At Drayton our policy is to protect the rights of children with SEND and also to provide a broad and well-balanced curriculum, including as much access as possible to the National Curriculum. Most of the SEND provision will be organised and monitored by the SENDCo (Special Education Needs & Disabilities Co-ordinator) and met by the school’s class teachers and teaching assistants, with the children being educated as far as possible within the school and with children of their own age. This will be done in conjunction with the specialist help of outside agencies who will be enlisted to benefit the child’s progress.
You as parents have views, experience, knowledge and expectations that need to be shared with the school if your child’s progress is to be maintained. A partnership between home and school is fundamental to this progress. You have a right to take part in decisions regarding your child’s education and to be fully informed at all stages. This partnership is vital.
(Copies of the School’s SEND Information Report can be obtained from the School Office)
Home learning is an important aspect of your child’s education at Drayton Junior School. We believe that home learning:
- provides an opportunity for parents to take an active part in their children’s learning,
- shows the children that learning is an activity that takes place both outside and inside the classroom,

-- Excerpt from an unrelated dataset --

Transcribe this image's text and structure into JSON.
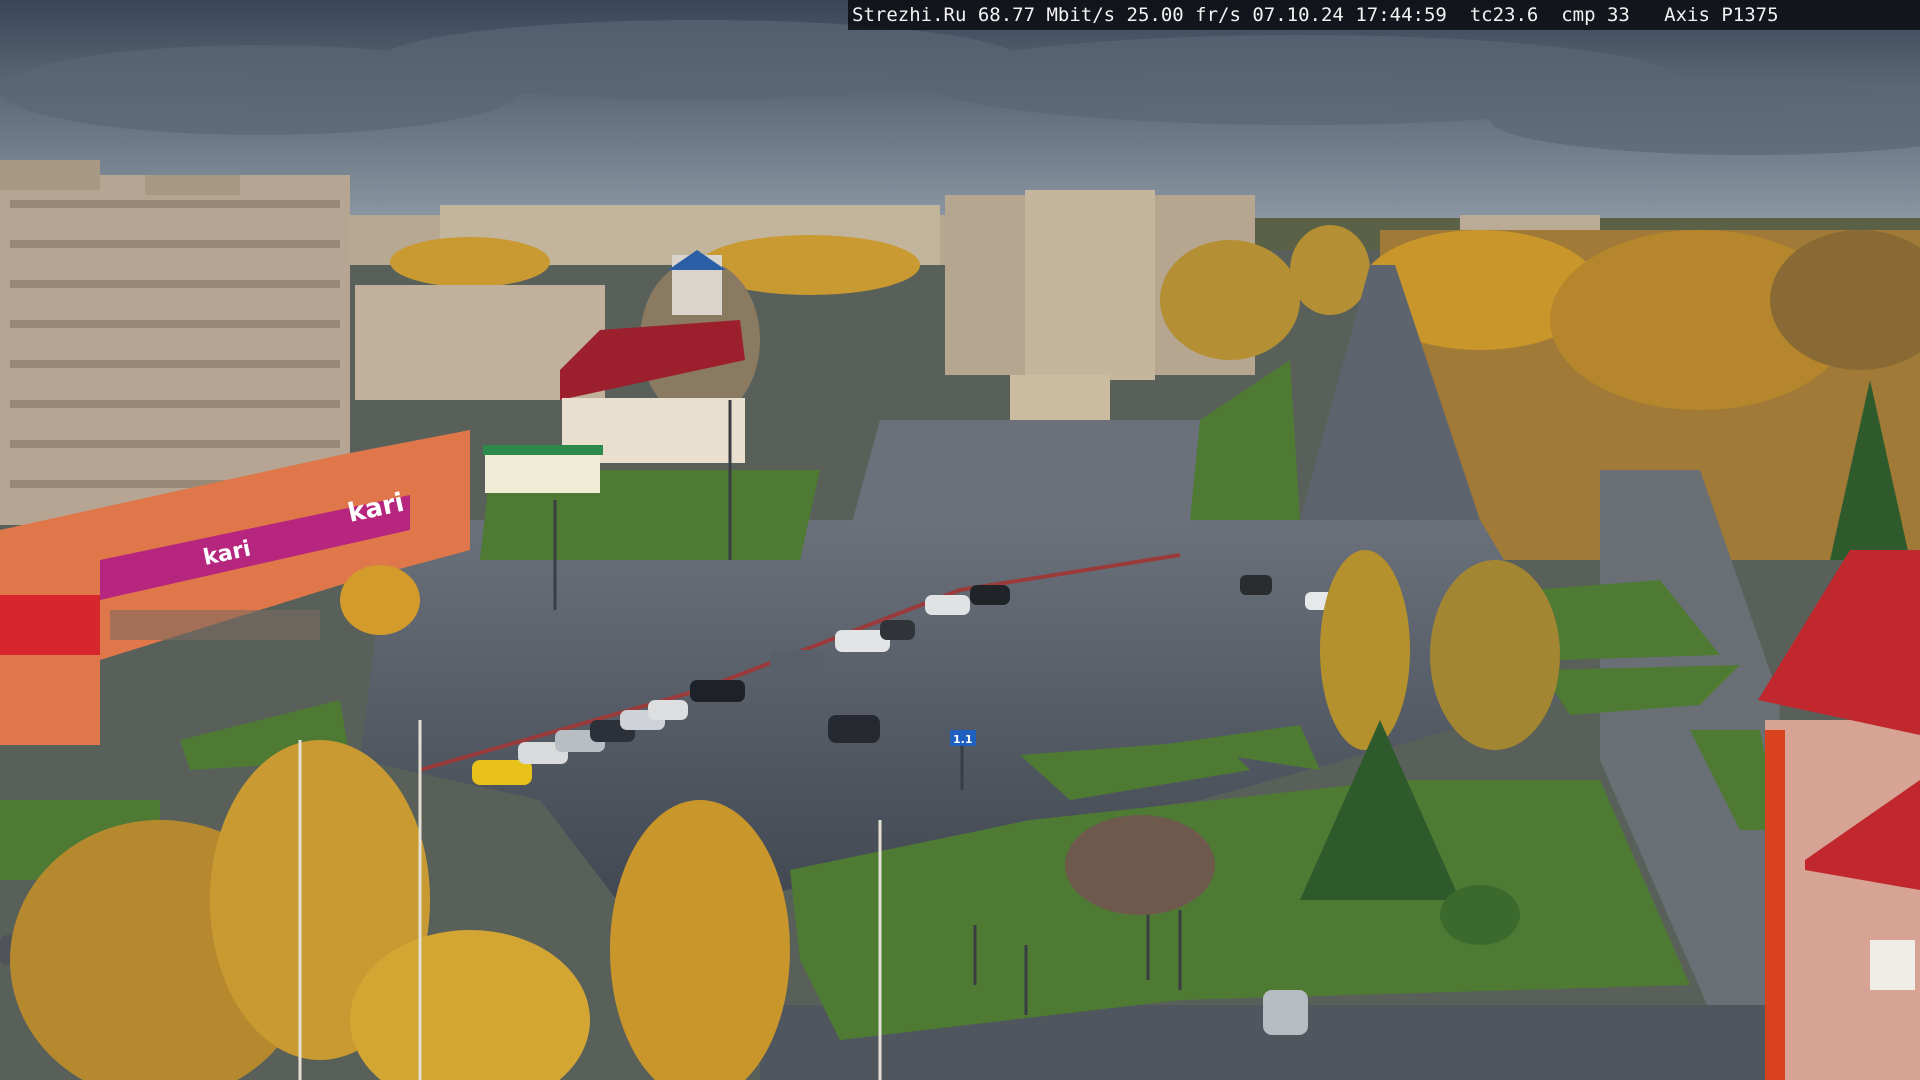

- encourages good learning habits, helping children take responsibility for their own learning,
- gives children the opportunity to continue or finish off work started at school.
Throughout the school, there is an expectation that children should complete home learning. There will be regular homework to reinforce core skills in both English and Maths. This might include specific tasks set by the teacher as well as learning both spellings and times tables. We also encourage every child to undertake a ‘Big Talk’ task which involves children discussing something with their parents. Homework can take on many forms and might include researching, drawing, designing, drafting, revision, simple experiments, model making, interviewing, collecting data and occasionally finishing off school work. In addition to these it is of course also important that every child reads at home regularly.
The amount of home learning given increases progressively as the children move through the school.
Children in Years 3 & 4 should expect 15 minutes of home learning up to three times a week.
Children in Years 5 & 6 should expect 30 minutes of home learning up to three times a week.
At Drayton Junior School we see the assessment of children’s learning as a central to good teaching and learning. Staff use a wide range of on-going assessment techniques to continually monitor progress and to identify the learning needs of individuals. Assessment information is used to carefully plan the next stage of each child’s learning.
In addition to on-going assessments made by the teacher, children may also be required to undertake tests occasionally. Many of these are carried out in class in a very informal manner, as part of everyday learning. More formal testing will also take place on an annual basis. The results of these tests, along with all the other assessment information gathered throughout the year, help teacher to ensure children are on track with their learning and to plan the next stages of learning for them.
During Year 6, children take the Key Stage 2 National Curriculum Tests (Sats tests). They are tested in Reading, GPS (grammar, punctuation, spelling) and maths, with a moderated teacher assessment in writing.